**Your instructions**
Reply with one number only: the count of lines below that contain the word "General".

(Source data)
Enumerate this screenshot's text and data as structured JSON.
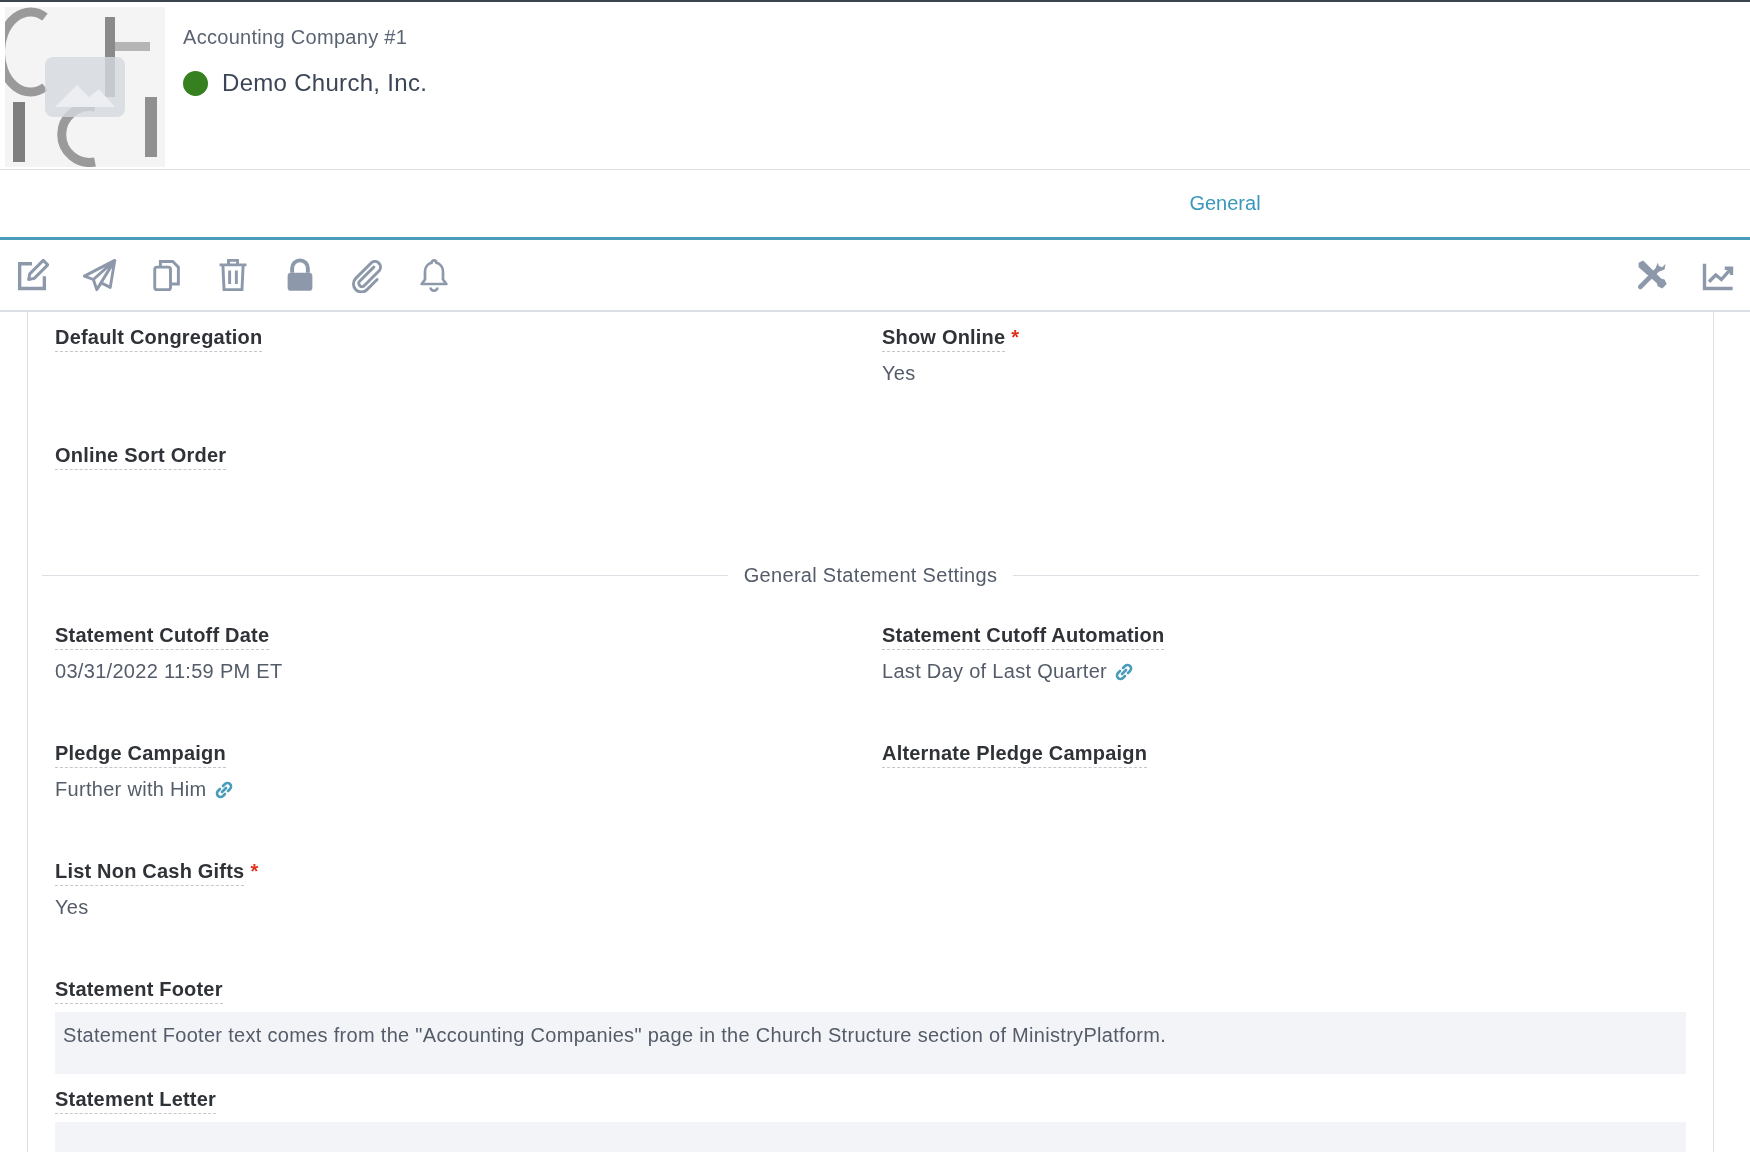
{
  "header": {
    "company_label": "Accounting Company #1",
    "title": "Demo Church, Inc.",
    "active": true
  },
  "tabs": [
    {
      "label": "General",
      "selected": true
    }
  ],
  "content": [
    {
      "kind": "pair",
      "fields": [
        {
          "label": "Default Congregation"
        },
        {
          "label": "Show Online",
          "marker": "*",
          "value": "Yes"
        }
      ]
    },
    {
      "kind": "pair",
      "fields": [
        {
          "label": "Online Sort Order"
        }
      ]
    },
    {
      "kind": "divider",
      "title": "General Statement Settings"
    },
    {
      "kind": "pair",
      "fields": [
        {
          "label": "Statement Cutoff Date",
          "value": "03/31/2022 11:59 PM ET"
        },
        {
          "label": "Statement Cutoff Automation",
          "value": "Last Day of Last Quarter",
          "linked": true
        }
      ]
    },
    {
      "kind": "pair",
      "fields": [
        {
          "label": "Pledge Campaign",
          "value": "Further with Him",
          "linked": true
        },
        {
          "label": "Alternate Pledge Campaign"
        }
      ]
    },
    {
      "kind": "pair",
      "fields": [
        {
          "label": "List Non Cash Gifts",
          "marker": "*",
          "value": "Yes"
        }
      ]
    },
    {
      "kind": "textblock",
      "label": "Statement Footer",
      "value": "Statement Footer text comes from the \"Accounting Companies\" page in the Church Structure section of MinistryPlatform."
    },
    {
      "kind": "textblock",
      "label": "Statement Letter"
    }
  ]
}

**Response to this task**
2